BRIEF: Scan the records for the string "category". State how many lines contain it and add nothing.

Data items:
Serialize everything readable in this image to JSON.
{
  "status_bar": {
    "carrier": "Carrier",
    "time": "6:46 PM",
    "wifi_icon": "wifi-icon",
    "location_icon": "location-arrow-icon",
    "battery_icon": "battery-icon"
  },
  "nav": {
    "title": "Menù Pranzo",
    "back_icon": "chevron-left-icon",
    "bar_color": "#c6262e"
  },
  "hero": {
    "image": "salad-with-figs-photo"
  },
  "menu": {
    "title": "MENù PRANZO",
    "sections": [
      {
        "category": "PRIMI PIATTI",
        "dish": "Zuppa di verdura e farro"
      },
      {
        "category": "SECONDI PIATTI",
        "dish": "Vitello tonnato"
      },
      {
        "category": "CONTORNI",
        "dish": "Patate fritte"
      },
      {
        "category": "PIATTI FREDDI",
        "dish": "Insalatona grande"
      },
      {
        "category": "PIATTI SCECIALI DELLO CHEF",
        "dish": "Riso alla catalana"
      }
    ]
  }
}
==
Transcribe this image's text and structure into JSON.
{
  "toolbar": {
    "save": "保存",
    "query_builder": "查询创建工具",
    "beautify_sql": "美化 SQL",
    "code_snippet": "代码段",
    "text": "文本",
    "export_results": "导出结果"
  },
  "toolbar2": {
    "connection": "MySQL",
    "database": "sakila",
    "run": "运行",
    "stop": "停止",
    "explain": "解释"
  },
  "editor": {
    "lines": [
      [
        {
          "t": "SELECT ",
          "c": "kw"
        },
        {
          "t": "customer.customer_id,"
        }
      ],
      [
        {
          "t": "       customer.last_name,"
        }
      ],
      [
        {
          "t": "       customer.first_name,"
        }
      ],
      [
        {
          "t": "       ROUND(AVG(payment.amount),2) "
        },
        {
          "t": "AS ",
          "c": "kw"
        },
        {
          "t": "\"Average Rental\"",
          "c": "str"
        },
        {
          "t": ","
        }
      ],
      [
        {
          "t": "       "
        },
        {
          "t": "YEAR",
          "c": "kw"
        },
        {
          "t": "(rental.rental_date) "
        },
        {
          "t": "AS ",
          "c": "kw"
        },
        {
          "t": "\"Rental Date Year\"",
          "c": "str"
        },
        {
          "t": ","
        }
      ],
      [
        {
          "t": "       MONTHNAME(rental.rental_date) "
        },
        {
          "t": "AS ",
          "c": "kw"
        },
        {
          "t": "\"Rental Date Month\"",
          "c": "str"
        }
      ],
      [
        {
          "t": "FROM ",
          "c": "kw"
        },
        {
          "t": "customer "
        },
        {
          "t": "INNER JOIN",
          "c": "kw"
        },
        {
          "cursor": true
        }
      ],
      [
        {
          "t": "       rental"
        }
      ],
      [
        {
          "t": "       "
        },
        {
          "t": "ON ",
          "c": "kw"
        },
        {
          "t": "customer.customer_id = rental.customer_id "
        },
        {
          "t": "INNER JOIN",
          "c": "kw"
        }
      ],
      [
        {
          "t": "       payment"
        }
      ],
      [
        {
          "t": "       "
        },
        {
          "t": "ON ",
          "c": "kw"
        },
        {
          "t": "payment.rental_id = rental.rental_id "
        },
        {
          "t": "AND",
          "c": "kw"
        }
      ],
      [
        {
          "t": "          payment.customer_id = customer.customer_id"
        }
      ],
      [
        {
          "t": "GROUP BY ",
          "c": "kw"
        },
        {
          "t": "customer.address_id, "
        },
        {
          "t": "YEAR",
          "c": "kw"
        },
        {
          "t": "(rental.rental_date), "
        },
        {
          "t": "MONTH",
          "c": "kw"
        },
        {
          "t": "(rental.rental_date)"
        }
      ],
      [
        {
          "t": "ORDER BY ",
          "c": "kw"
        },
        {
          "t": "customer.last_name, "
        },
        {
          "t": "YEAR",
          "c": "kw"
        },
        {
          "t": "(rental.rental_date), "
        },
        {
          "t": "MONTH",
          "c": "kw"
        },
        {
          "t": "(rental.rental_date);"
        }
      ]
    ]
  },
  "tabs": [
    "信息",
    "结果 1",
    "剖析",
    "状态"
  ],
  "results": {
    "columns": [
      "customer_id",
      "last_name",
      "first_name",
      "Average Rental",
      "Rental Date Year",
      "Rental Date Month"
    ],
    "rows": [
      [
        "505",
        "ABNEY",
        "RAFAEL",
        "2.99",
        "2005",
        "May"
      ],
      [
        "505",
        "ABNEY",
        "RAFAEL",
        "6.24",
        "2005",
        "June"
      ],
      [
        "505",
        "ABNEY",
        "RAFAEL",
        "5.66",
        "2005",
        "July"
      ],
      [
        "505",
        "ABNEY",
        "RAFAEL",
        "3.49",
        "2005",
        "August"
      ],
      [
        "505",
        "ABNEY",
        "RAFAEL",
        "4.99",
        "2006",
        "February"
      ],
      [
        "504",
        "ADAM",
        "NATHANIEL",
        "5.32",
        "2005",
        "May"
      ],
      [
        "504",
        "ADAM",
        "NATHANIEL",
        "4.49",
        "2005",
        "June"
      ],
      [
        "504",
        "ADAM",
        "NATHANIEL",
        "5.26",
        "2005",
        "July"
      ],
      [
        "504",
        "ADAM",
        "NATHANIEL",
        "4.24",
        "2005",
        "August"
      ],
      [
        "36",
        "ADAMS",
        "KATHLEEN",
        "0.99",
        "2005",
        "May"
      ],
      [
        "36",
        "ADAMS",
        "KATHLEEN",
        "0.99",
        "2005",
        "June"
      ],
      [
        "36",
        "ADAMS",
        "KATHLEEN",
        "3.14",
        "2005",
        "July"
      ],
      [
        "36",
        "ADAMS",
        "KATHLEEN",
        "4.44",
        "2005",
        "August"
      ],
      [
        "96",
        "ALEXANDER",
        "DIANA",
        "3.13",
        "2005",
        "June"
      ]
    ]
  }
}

SOLUTION TO THIS TASK: 5